**Data shown**
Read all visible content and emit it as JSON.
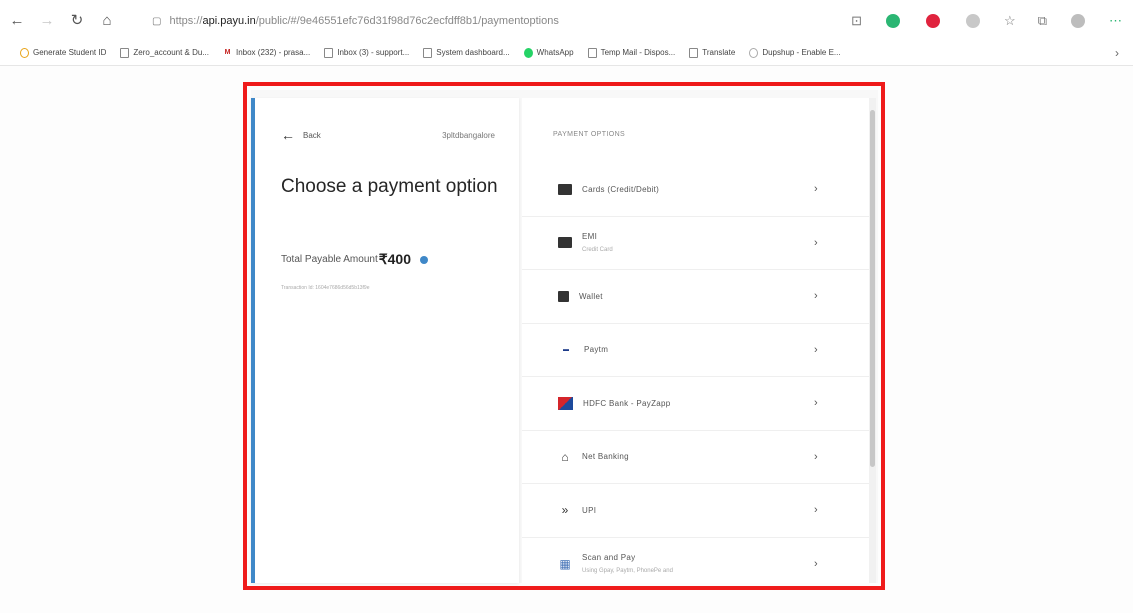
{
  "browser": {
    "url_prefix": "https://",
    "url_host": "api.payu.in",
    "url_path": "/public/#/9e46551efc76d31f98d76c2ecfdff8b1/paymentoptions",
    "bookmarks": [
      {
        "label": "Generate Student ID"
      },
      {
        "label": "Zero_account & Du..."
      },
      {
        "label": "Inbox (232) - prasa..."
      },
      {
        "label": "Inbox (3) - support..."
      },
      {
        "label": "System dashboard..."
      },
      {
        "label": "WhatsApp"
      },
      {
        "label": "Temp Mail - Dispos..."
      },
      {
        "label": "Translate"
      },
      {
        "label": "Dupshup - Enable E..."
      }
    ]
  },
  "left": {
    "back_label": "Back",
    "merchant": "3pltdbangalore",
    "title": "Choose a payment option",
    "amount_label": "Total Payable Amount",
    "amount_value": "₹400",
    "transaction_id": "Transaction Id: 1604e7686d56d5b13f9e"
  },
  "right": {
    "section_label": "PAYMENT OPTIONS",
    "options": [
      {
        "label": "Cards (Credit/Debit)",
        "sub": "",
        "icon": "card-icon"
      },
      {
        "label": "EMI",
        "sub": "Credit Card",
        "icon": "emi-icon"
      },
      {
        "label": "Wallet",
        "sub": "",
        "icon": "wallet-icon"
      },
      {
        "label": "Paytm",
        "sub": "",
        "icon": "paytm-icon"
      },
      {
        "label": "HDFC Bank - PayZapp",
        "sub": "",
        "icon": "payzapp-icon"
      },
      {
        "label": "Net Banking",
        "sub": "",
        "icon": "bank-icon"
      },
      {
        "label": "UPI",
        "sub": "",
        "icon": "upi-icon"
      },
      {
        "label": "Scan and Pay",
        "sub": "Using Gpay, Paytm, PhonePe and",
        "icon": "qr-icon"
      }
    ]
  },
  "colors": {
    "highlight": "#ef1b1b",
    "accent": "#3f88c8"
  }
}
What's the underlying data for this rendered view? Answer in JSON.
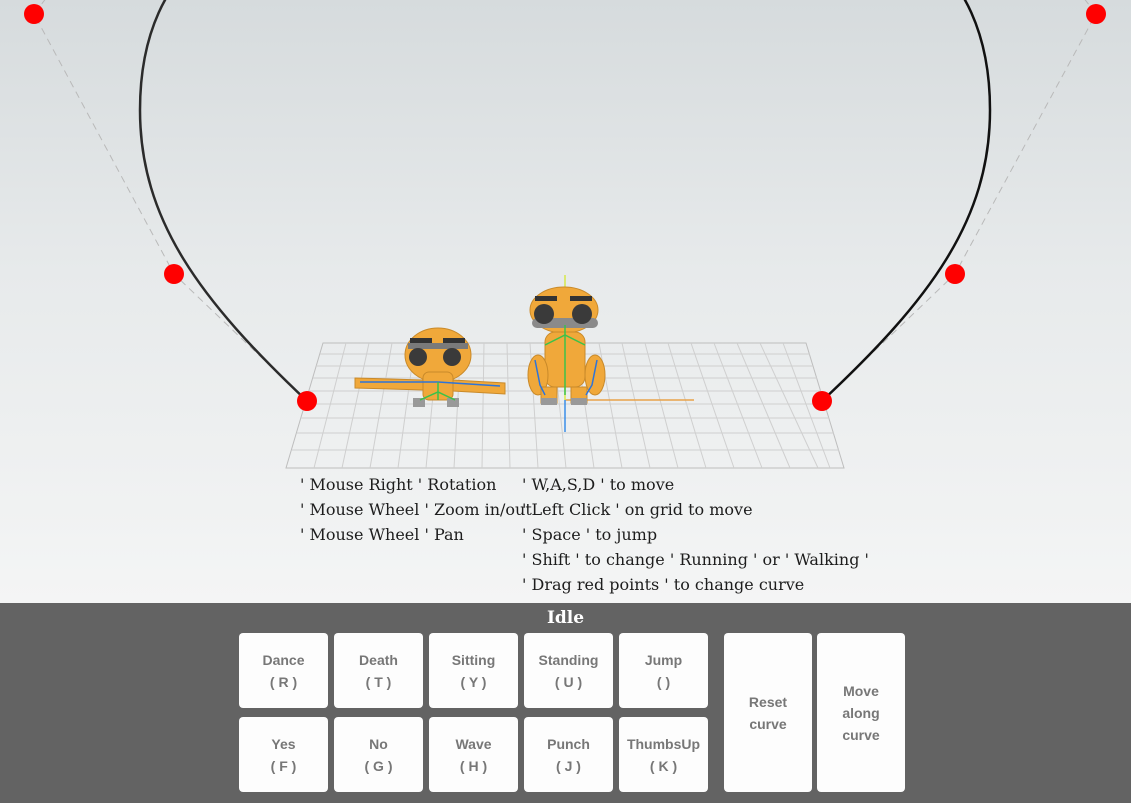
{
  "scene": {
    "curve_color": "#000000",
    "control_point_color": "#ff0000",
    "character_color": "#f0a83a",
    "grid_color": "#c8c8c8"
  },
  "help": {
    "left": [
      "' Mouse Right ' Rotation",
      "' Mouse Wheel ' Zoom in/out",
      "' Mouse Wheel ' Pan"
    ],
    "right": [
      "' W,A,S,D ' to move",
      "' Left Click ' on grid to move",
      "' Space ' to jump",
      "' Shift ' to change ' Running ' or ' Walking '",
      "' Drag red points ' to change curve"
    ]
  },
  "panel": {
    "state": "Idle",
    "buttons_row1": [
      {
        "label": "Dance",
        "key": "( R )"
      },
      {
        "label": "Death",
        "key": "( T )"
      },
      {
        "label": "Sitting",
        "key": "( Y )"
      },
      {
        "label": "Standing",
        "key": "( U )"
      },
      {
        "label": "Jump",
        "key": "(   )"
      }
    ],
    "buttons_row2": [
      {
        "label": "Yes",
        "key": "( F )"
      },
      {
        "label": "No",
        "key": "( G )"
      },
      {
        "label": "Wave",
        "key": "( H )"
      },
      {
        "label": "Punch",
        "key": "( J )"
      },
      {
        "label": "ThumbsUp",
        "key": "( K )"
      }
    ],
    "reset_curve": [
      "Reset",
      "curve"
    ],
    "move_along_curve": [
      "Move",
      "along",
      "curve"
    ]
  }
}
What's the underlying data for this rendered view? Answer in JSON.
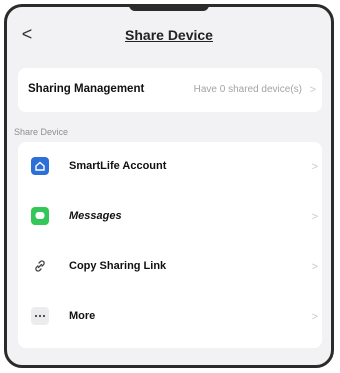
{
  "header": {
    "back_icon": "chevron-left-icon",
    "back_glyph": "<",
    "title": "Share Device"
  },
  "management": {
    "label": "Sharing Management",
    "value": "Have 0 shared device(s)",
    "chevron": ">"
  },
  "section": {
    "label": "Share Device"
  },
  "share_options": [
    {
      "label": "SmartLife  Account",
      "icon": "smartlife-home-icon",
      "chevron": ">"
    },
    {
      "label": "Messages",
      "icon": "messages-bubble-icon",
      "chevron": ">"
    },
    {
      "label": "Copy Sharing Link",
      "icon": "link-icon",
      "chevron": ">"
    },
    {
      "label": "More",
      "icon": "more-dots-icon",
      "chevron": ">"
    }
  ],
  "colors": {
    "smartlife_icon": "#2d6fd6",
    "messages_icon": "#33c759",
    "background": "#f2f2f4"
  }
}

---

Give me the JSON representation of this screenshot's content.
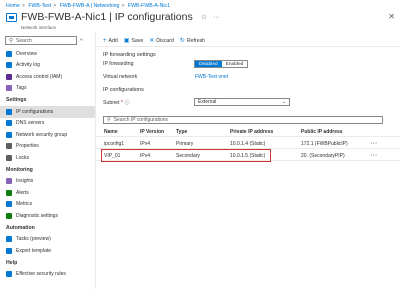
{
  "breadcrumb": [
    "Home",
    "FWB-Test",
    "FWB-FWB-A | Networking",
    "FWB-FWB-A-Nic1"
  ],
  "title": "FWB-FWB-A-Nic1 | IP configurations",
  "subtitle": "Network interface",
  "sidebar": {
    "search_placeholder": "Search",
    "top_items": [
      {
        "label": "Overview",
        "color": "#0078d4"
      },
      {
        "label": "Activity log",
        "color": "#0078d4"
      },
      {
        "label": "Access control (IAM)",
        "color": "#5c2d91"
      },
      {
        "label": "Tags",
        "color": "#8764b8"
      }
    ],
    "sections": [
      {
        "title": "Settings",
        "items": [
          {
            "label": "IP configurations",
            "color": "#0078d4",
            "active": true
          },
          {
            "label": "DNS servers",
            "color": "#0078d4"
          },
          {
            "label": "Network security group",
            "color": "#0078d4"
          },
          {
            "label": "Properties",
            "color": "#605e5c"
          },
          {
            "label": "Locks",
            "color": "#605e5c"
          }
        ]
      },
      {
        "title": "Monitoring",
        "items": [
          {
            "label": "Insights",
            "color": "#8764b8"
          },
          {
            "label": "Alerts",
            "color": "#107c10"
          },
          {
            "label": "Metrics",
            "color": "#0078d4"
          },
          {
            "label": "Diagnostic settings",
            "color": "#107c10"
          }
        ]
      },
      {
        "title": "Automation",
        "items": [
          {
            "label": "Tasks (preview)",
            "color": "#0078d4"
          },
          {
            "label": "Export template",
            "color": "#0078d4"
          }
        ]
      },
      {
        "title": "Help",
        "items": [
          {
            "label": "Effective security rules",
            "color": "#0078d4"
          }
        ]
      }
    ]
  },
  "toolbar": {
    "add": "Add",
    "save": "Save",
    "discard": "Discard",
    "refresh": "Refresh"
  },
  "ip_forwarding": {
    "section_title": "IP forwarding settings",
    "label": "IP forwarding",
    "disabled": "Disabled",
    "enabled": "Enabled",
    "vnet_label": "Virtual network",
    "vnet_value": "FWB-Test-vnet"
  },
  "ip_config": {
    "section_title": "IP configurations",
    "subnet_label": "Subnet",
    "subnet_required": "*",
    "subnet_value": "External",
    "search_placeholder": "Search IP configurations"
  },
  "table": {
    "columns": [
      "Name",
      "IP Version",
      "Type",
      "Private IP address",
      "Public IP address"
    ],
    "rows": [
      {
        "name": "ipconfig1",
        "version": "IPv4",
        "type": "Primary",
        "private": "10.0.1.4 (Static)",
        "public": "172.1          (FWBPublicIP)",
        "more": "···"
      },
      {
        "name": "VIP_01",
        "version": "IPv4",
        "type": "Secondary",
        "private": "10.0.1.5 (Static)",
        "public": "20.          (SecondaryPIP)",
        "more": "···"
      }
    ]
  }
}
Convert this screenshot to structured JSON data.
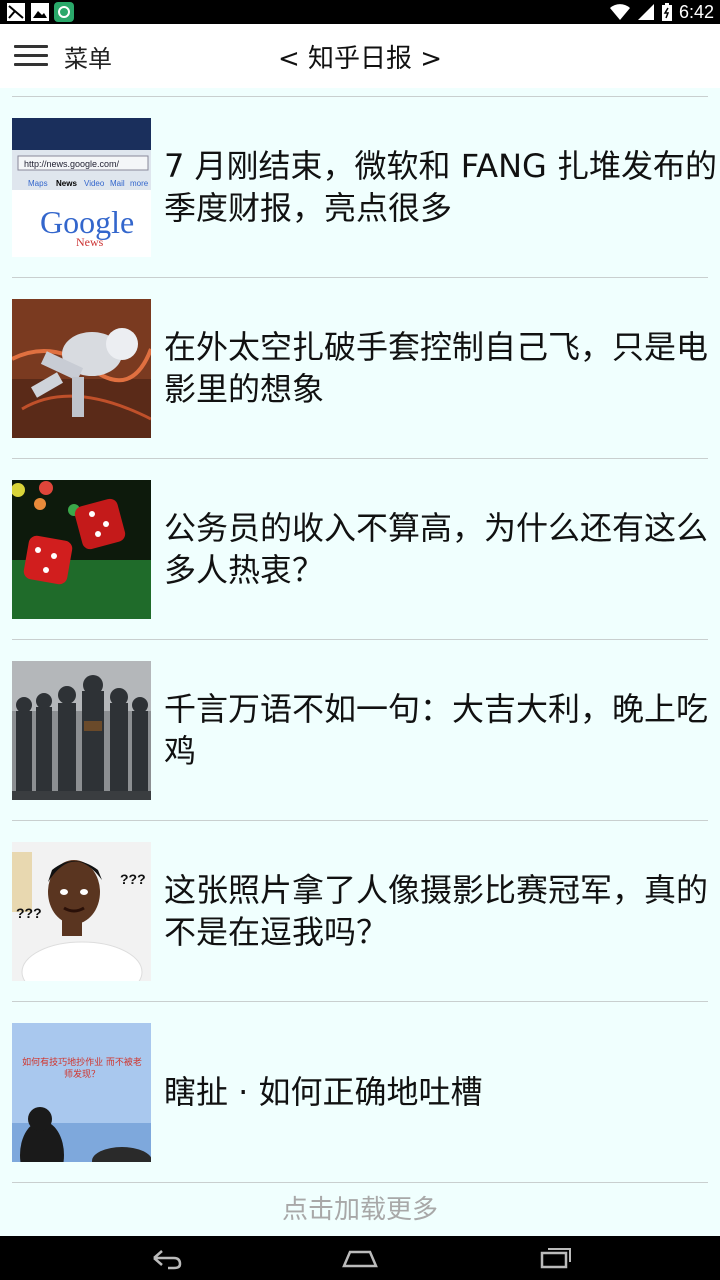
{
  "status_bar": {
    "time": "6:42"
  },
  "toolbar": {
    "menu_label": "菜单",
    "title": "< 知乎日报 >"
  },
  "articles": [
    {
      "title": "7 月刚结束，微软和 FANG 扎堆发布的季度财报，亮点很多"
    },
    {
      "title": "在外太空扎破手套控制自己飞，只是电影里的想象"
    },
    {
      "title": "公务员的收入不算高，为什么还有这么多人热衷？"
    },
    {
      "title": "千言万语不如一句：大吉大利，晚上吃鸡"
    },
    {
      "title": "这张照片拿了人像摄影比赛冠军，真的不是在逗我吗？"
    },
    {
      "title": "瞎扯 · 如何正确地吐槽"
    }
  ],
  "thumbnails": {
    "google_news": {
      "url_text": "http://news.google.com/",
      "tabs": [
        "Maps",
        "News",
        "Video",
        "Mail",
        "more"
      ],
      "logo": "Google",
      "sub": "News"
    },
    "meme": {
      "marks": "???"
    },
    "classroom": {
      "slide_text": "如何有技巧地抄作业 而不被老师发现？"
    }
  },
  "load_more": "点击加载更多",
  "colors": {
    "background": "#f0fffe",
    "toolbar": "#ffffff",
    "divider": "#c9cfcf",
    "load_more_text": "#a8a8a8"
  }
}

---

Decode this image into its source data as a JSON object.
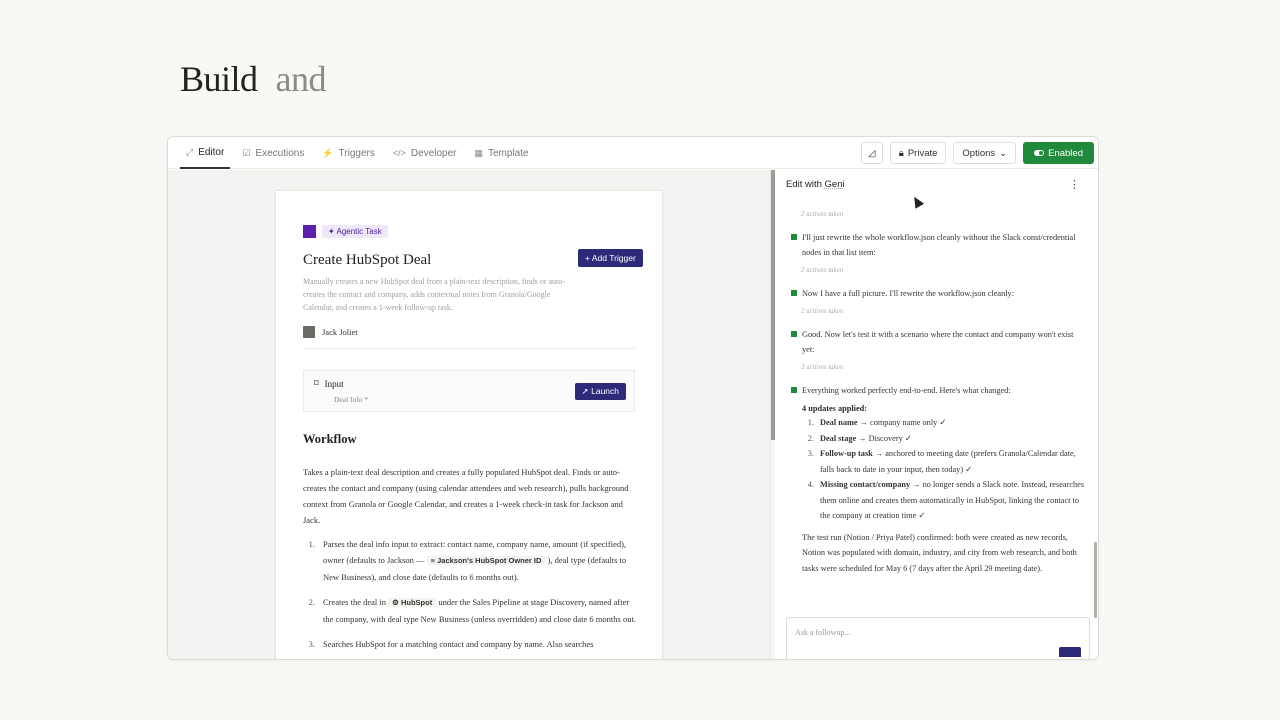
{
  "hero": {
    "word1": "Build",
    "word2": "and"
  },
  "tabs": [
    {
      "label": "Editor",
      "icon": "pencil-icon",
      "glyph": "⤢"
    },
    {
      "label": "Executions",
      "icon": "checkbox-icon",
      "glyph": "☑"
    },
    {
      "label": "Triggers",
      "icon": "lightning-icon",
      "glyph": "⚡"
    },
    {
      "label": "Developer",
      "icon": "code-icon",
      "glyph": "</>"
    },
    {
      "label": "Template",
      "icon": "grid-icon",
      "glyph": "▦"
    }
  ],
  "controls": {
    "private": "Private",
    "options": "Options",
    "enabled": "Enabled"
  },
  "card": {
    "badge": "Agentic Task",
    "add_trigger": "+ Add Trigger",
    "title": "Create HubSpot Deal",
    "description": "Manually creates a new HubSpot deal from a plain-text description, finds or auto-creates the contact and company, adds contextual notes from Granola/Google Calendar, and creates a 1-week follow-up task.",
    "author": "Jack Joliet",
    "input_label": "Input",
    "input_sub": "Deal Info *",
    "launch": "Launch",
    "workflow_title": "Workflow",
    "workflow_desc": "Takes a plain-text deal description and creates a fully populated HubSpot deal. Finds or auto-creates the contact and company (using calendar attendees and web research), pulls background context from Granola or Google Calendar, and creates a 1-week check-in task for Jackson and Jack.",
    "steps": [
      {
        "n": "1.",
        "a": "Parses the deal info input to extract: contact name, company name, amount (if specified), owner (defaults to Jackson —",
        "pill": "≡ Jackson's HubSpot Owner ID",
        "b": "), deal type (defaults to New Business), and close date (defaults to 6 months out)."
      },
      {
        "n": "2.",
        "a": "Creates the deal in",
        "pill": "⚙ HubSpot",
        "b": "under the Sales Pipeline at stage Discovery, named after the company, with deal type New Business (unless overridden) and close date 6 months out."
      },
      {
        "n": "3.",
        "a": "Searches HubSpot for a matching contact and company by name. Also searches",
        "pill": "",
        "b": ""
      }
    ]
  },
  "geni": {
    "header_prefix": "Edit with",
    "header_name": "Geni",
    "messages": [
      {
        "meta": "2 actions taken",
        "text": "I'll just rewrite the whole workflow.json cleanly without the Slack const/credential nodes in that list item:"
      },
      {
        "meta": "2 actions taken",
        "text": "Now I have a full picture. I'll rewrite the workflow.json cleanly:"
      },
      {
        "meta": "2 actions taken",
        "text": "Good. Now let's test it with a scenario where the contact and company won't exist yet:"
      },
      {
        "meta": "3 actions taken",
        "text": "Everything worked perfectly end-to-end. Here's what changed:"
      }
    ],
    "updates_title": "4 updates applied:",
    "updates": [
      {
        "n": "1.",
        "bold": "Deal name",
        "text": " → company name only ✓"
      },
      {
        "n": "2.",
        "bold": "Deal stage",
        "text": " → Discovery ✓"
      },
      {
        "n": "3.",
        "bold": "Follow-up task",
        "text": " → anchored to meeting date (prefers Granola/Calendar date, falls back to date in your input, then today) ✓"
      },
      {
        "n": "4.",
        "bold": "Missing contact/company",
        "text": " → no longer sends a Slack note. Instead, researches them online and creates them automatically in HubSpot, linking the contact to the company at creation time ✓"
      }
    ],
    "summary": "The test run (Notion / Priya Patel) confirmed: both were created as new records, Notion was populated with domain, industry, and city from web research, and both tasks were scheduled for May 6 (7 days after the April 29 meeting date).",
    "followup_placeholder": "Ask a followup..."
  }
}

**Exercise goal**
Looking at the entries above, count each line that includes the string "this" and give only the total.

**Written response**
5